(Entries shown)
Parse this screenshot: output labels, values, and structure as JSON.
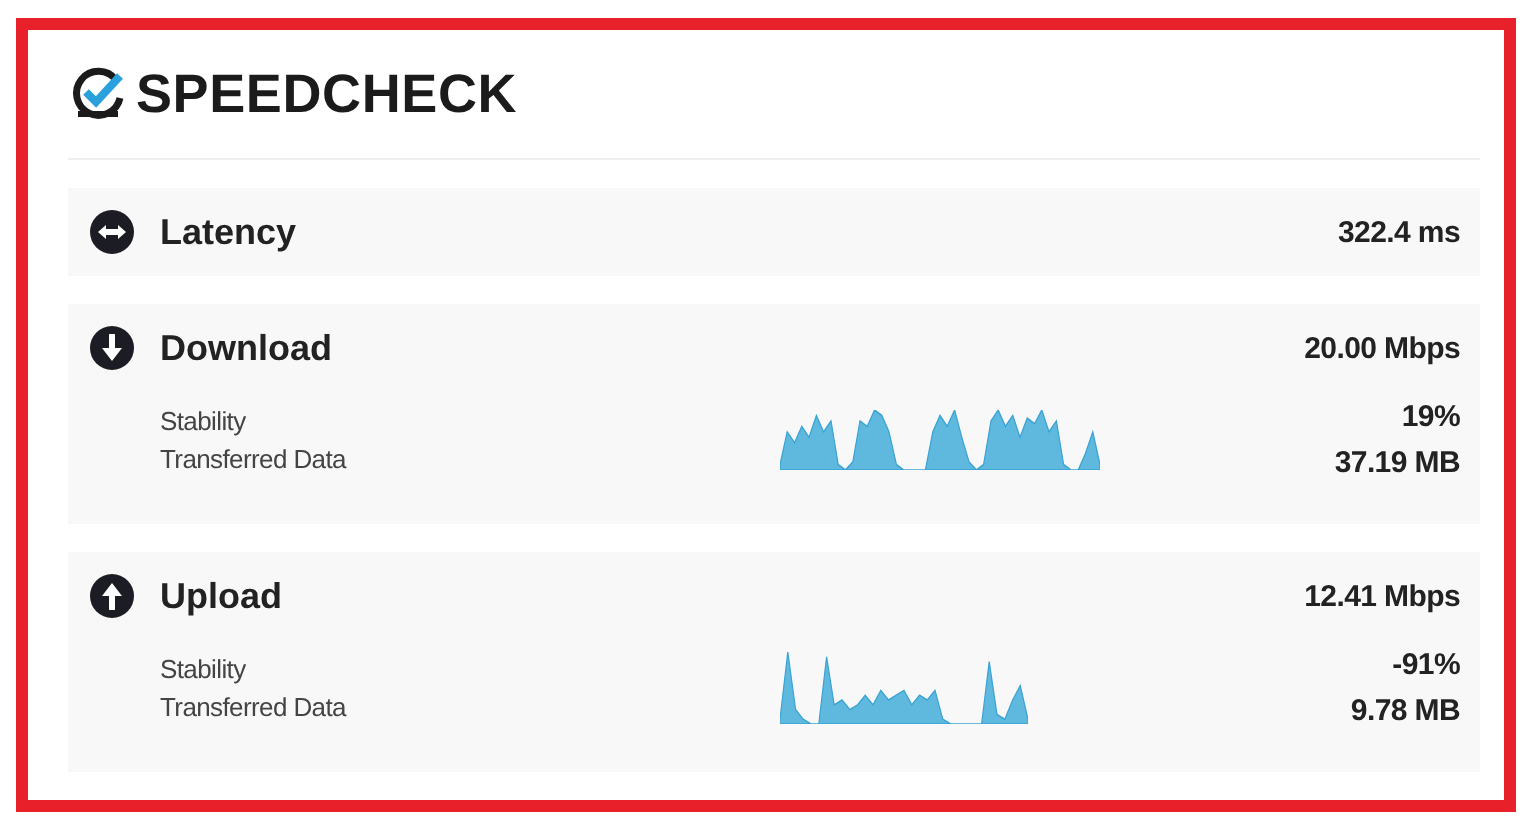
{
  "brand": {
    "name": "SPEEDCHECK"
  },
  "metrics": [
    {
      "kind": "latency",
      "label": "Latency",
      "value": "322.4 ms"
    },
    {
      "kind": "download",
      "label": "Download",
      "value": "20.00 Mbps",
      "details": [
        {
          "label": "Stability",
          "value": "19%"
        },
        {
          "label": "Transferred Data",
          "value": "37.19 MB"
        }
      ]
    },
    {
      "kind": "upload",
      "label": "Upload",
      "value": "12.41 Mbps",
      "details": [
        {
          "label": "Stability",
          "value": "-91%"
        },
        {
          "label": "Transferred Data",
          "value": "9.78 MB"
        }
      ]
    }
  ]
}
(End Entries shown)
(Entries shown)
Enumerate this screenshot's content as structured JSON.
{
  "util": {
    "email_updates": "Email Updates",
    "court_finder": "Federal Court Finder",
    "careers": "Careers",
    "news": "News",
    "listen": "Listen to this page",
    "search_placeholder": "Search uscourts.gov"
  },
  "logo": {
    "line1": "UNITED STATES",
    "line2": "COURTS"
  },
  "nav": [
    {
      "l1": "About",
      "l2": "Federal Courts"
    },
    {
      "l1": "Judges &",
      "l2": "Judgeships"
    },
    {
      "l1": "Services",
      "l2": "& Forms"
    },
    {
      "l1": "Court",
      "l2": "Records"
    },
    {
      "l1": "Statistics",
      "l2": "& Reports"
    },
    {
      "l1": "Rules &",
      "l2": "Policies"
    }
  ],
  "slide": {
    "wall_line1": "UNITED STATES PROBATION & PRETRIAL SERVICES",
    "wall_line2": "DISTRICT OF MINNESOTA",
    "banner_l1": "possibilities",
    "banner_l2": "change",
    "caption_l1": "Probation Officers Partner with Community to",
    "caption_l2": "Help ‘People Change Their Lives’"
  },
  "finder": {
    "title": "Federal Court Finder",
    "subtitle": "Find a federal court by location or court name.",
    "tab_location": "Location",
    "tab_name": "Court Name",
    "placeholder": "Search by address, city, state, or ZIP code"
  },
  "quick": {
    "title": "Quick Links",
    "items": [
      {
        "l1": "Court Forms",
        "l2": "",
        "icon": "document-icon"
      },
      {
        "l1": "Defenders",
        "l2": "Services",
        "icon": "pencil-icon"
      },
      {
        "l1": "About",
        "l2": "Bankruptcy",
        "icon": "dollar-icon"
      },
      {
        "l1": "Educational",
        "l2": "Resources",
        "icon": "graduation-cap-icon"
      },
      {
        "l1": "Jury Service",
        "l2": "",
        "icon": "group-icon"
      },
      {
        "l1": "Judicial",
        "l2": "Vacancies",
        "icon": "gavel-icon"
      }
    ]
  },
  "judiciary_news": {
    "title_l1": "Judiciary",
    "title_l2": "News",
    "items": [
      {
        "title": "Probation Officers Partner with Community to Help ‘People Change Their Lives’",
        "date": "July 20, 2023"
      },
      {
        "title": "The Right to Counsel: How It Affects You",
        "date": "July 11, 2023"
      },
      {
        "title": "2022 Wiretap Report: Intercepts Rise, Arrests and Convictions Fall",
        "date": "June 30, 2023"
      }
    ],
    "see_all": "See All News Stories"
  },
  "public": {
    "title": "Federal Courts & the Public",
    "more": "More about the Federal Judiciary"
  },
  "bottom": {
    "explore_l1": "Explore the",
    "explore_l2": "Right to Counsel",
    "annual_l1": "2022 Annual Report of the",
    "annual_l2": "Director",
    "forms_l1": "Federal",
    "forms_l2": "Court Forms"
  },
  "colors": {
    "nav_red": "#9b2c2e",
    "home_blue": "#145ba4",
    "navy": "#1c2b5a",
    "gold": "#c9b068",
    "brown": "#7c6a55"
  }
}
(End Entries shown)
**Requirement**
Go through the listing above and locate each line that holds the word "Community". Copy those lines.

**Solution below**
    "caption_l1": "Probation Officers Partner with Community to",
        "title": "Probation Officers Partner with Community to Help ‘People Change Their Lives’",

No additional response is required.